Implats to offer voluntary job cuts as PGM price weakness bites

Impala Platinum: Rustenburg

IMPALA Platinum (Implats) said it was offering voluntary job cuts to workers at some of its platinum group metal (PGM) shafts in South Africa, according to a report by Reuters. In an article republished by BusinessLive, the newswire said the PGM miner was bidding to stave off the effects of plummeting metal prices.

“We are obviously doing everything to reduce costs,” Johan Theron, spokesperson for Implats told Reuters. “Labour is a big cost component so you always start with labour by offering voluntary separation packages,” he said. The PGM miner started with head office cuts in October, and is now extending them to its Rustenburg Lease shafts.

Implats’ Rustenburg mines were “scraping by for now”, but further action could be taken if prices remain low, Theron told Reuters. “The shafts are not making money, but they are not losing money either, they are just getting by,” he said.

Implats is also weighing postponing planned spending at some expansion projects at its Zimplats and Mimosa units in Zimbabwe as well as Two Rivers and Marula mines in South Africa. “We are in a process to reset the organisation for a lower price environment,” Theron told Reuters. “If all the initiatives don’t take you to a point where you can survive, you have to do more.”

Sibanye-Stillwater, which mines PGMs and gold, has announced potentially heavy restructuring at its South African PGM mines and suggested it would deepen cuts at its North American mine, Stillwater.

Up to 4,095 jobs would be affected by the South African PGM restructuring at its closed two shafts that were economically mined out and looked to lower costs at another. “Unfortunately, it is imperative that we engage in this process to ensure the sustainability of our SA PGM operations and the benefits and value they bring to multiple stakeholders”, said Richard Stewart, Chief Regional Officer for Sibanye-Stillwater’s Africa region.

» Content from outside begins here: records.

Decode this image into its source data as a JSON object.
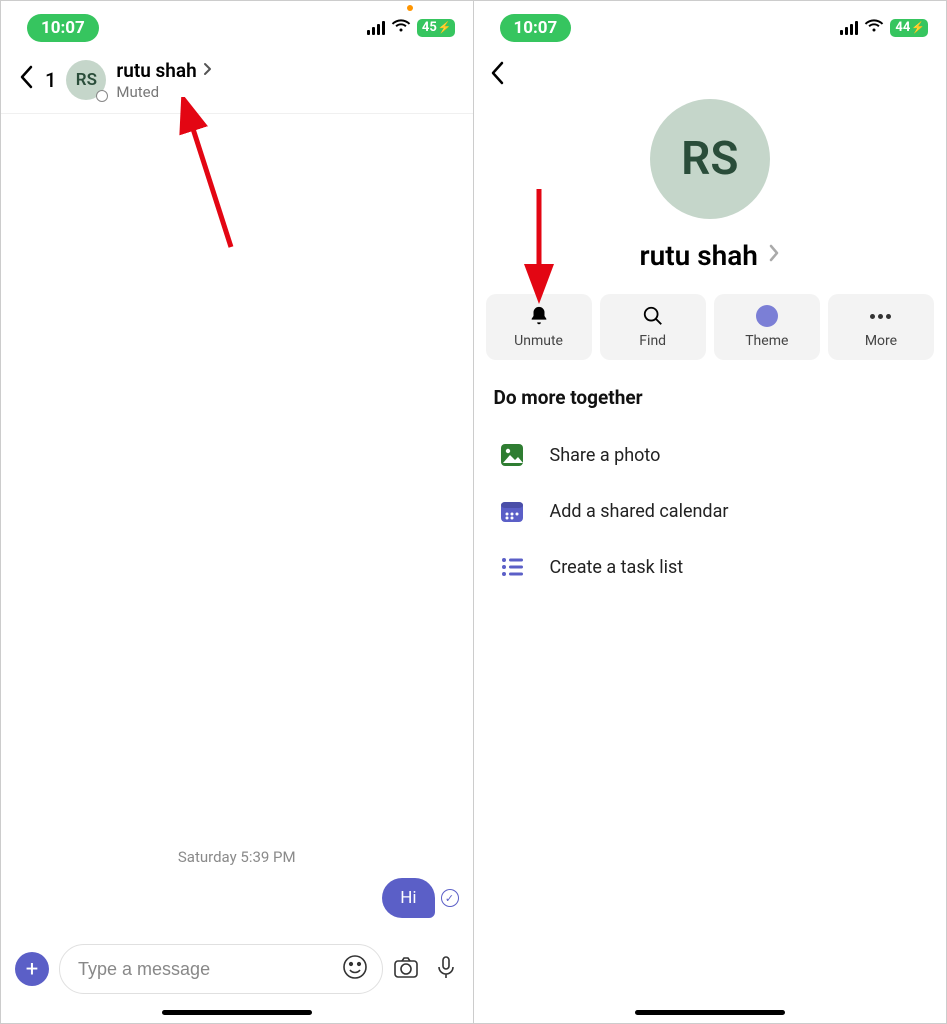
{
  "left": {
    "status": {
      "time": "10:07",
      "battery": "45"
    },
    "header": {
      "unread": "1",
      "avatar_initials": "RS",
      "name": "rutu shah",
      "subtitle": "Muted"
    },
    "timeline": {
      "date_divider": "Saturday 5:39 PM",
      "last_message": "Hi"
    },
    "composer": {
      "placeholder": "Type a message"
    }
  },
  "right": {
    "status": {
      "time": "10:07",
      "battery": "44"
    },
    "profile": {
      "avatar_initials": "RS",
      "name": "rutu shah"
    },
    "actions": {
      "unmute": "Unmute",
      "find": "Find",
      "theme": "Theme",
      "more": "More"
    },
    "section_title": "Do more together",
    "items": {
      "photo": "Share a photo",
      "calendar": "Add a shared calendar",
      "tasks": "Create a task list"
    }
  }
}
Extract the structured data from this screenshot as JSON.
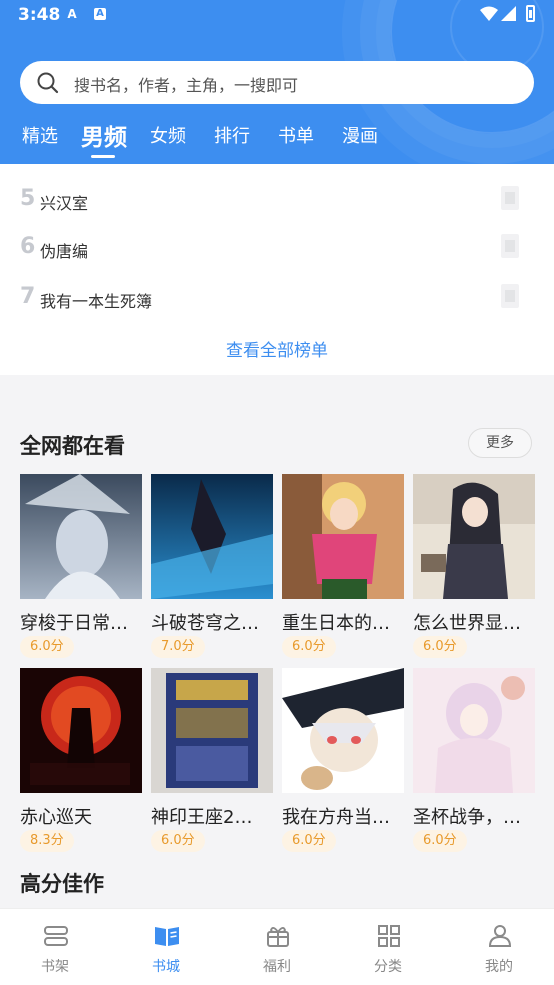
{
  "status_bar": {
    "time": "3:48",
    "notif_1": "A",
    "notif_2": "A"
  },
  "search": {
    "placeholder": "搜书名，作者，主角，一搜即可"
  },
  "tabs": [
    {
      "label": "精选",
      "active": false
    },
    {
      "label": "男频",
      "active": true
    },
    {
      "label": "女频",
      "active": false
    },
    {
      "label": "排行",
      "active": false
    },
    {
      "label": "书单",
      "active": false
    },
    {
      "label": "漫画",
      "active": false
    }
  ],
  "ranking": {
    "items": [
      {
        "rank": "5",
        "title": "兴汉室"
      },
      {
        "rank": "6",
        "title": "伪唐编"
      },
      {
        "rank": "7",
        "title": "我有一本生死簿"
      }
    ],
    "view_all": "查看全部榜单"
  },
  "popular": {
    "title": "全网都在看",
    "more": "更多",
    "books": [
      {
        "title": "穿梭于日常…",
        "score": "6.0分"
      },
      {
        "title": "斗破苍穹之…",
        "score": "7.0分"
      },
      {
        "title": "重生日本的…",
        "score": "6.0分"
      },
      {
        "title": "怎么世界显…",
        "score": "6.0分"
      },
      {
        "title": "赤心巡天",
        "score": "8.3分"
      },
      {
        "title": "神印王座2…",
        "score": "6.0分"
      },
      {
        "title": "我在方舟当…",
        "score": "6.0分"
      },
      {
        "title": "圣杯战争，…",
        "score": "6.0分"
      }
    ]
  },
  "high_score": {
    "title": "高分佳作"
  },
  "bottom_nav": [
    {
      "label": "书架",
      "icon": "bookshelf-icon",
      "active": false
    },
    {
      "label": "书城",
      "icon": "book-open-icon",
      "active": true
    },
    {
      "label": "福利",
      "icon": "gift-icon",
      "active": false
    },
    {
      "label": "分类",
      "icon": "grid-icon",
      "active": false
    },
    {
      "label": "我的",
      "icon": "user-icon",
      "active": false
    }
  ],
  "colors": {
    "primary": "#3d8ef0",
    "score_text": "#e89a2c",
    "score_bg": "#fdf3e4"
  }
}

Stillwater in Montana is producing at costs far above the basket price for palladium and platinum. It reported third quarter adjusted Ebitda of R397m ($21m) compared to R895m ($52m) last year. The mine suffered a shaft incident which knocked out a portion of production for about eight weeks in the first half of the group’s financial year but it has also suffered from staff departures making it reliant on expensive contractors just as the palladum price deteriorates.

The price for palladium has plunged nearly 40% so far in 2023 while platinum is down 14%, said Reuters.